Items from a dataset:
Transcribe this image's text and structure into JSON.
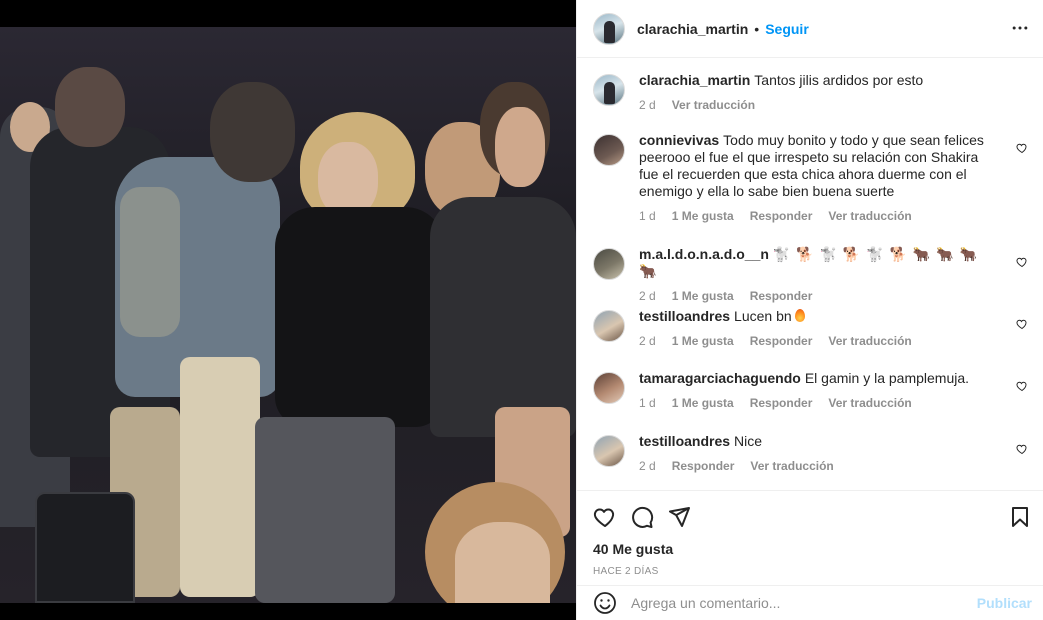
{
  "colors": {
    "link": "#0095f6",
    "muted": "#8e8e8e",
    "text": "#262626",
    "publish_disabled": "#b2dffc"
  },
  "header": {
    "username": "clarachia_martin",
    "separator": "•",
    "follow_label": "Seguir",
    "more_icon": "more-horizontal-icon"
  },
  "caption": {
    "username": "clarachia_martin",
    "text": "Tantos jilis ardidos por esto",
    "time": "2 d",
    "translate": "Ver traducción"
  },
  "comments": [
    {
      "username": "connievivas",
      "text": "Todo muy bonito y todo y que sean felices peerooo el fue el que irrespeto su relación con Shakira fue el recuerden que esta chica ahora duerme con el enemigo y ella lo sabe bien buena suerte",
      "time": "1 d",
      "likes": "1 Me gusta",
      "reply": "Responder",
      "translate": "Ver traducción"
    },
    {
      "username": "m.a.l.d.o.n.a.d.o__n",
      "text": "🐩 🐕 🐩 🐕 🐩 🐕 🐂 🐂 🐂 🐂",
      "time": "2 d",
      "likes": "1 Me gusta",
      "reply": "Responder"
    },
    {
      "username": "testilloandres",
      "text": "Lucen bn",
      "emoji": "fire-emoji",
      "time": "2 d",
      "likes": "1 Me gusta",
      "reply": "Responder",
      "translate": "Ver traducción"
    },
    {
      "username": "tamaragarciachaguendo",
      "text": "El gamin y la pamplemuja.",
      "time": "1 d",
      "likes": "1 Me gusta",
      "reply": "Responder",
      "translate": "Ver traducción"
    },
    {
      "username": "testilloandres",
      "text": "Nice",
      "time": "2 d",
      "reply": "Responder",
      "translate": "Ver traducción"
    }
  ],
  "actions": {
    "icons": [
      "heart-icon",
      "comment-icon",
      "share-icon",
      "bookmark-icon"
    ]
  },
  "likes_total": "40 Me gusta",
  "posted": "HACE 2 DÍAS",
  "add_comment": {
    "placeholder": "Agrega un comentario...",
    "publish_label": "Publicar"
  }
}
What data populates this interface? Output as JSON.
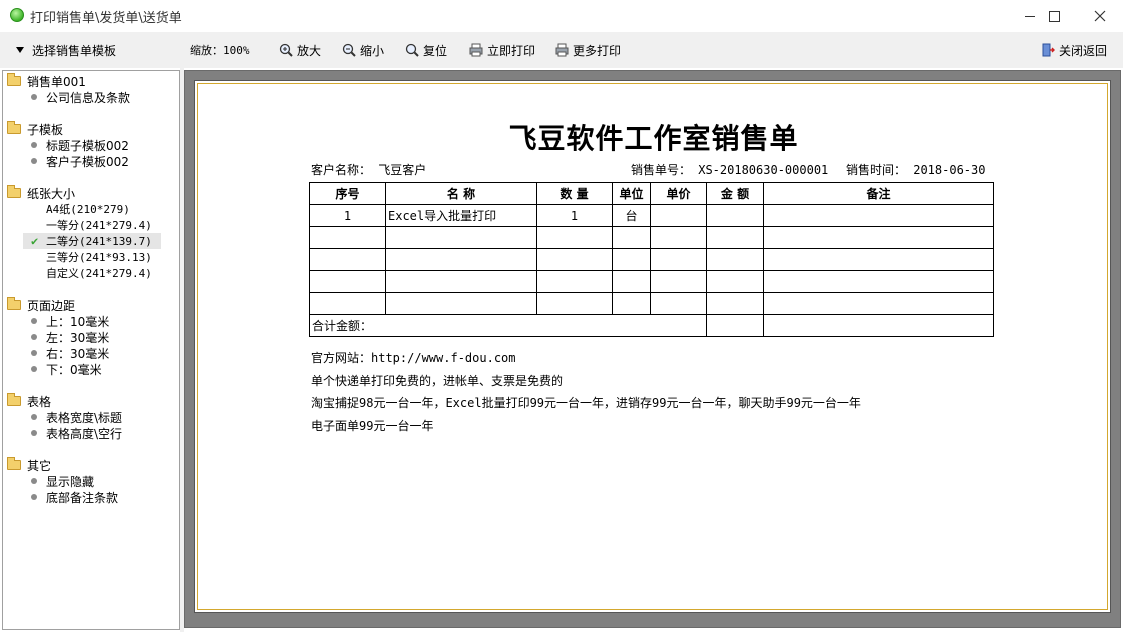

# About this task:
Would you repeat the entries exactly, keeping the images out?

# Your response:
Transcribe this image's text and structure into JSON.
{
  "colors": {
    "link": "#0095f6",
    "muted": "#8e8e8e",
    "text": "#262626",
    "publish_disabled": "#b2dffc"
  },
  "header": {
    "username": "clarachia_martin",
    "separator": "•",
    "follow_label": "Seguir",
    "more_icon": "more-horizontal-icon"
  },
  "caption": {
    "username": "clarachia_martin",
    "text": "Tantos jilis ardidos por esto",
    "time": "2 d",
    "translate": "Ver traducción"
  },
  "comments": [
    {
      "username": "connievivas",
      "text": "Todo muy bonito y todo y que sean felices peerooo el fue el que irrespeto su relación con Shakira fue el recuerden que esta chica ahora duerme con el enemigo y ella lo sabe bien buena suerte",
      "time": "1 d",
      "likes": "1 Me gusta",
      "reply": "Responder",
      "translate": "Ver traducción"
    },
    {
      "username": "m.a.l.d.o.n.a.d.o__n",
      "text": "🐩 🐕 🐩 🐕 🐩 🐕 🐂 🐂 🐂 🐂",
      "time": "2 d",
      "likes": "1 Me gusta",
      "reply": "Responder"
    },
    {
      "username": "testilloandres",
      "text": "Lucen bn",
      "emoji": "fire-emoji",
      "time": "2 d",
      "likes": "1 Me gusta",
      "reply": "Responder",
      "translate": "Ver traducción"
    },
    {
      "username": "tamaragarciachaguendo",
      "text": "El gamin y la pamplemuja.",
      "time": "1 d",
      "likes": "1 Me gusta",
      "reply": "Responder",
      "translate": "Ver traducción"
    },
    {
      "username": "testilloandres",
      "text": "Nice",
      "time": "2 d",
      "reply": "Responder",
      "translate": "Ver traducción"
    }
  ],
  "actions": {
    "icons": [
      "heart-icon",
      "comment-icon",
      "share-icon",
      "bookmark-icon"
    ]
  },
  "likes_total": "40 Me gusta",
  "posted": "HACE 2 DÍAS",
  "add_comment": {
    "placeholder": "Agrega un comentario...",
    "publish_label": "Publicar"
  }
}
What data populates this interface? Output as JSON.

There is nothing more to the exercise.